Underwater optical imaging is a field of increasing interest in a range of applications areas, including defence , marine science  and civil engineering . Achieving high resolution images at ranges in excess of a few meters using conventional cameras remains a challenge due to the high optical attenuation levels in water. Obtaining two- and three-dimensional images of underwater terrains has long been the domain of sonar systems. Using acoustic underwater systems, images with a resolution of 3 cm at 50 meters can be obtained with the latest generation of synthetic aperture sonars , while high resolution scanning sonars allow millimeter resolution but at only up to a range of a few meters (3-5 m). Several optical imaging systems are also available and they can be divided in two classes, passive and active. Passive systems use natural light for illumination while active systems employ an artificial light source. It is often useful to characterize the source-target path in terms of the number of attenuation lengths, where an attenuation length is defined as the distance after which the transmitted light power is reduced to 1/e of its initial value.

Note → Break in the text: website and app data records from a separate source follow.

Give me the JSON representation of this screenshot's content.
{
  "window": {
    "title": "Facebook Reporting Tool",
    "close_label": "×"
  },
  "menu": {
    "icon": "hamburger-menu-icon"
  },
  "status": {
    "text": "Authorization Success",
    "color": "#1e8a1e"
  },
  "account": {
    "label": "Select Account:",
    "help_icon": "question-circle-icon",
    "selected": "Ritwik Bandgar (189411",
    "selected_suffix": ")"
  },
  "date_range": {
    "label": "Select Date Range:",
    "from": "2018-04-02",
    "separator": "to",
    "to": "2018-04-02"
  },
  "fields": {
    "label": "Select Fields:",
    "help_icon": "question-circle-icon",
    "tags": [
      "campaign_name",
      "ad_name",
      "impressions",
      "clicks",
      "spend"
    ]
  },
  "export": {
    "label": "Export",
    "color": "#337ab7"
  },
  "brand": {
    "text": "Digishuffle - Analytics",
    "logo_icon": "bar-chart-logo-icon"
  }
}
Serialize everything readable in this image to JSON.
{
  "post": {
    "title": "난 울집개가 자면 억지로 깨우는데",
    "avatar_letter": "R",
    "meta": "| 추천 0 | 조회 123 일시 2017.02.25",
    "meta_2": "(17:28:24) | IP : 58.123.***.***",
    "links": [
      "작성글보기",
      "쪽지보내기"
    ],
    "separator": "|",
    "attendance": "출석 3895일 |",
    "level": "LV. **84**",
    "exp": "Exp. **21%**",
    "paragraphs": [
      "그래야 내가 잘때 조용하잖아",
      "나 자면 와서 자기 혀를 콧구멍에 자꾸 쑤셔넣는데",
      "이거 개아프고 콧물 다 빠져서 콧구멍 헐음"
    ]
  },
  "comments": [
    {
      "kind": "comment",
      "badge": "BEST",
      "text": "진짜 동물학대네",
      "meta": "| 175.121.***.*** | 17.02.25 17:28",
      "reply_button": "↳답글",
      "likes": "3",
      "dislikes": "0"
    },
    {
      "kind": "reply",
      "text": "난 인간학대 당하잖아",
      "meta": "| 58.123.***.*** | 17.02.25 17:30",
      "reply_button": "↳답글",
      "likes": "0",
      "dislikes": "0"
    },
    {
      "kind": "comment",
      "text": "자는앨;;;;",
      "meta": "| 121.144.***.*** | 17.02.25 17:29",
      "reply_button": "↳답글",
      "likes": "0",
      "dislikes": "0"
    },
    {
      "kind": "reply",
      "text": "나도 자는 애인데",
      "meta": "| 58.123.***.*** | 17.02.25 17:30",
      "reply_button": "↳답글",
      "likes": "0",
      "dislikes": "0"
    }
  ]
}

The human eye or camera systems are examples of passive systems and can image up to 3 or 4 attenuation lengths under ideal illumination conditions . Significant improvements in image quality at longer distances can be obtained with active systems, in particular with systems based on Light Detection and Ranging (LiDAR) in which the target is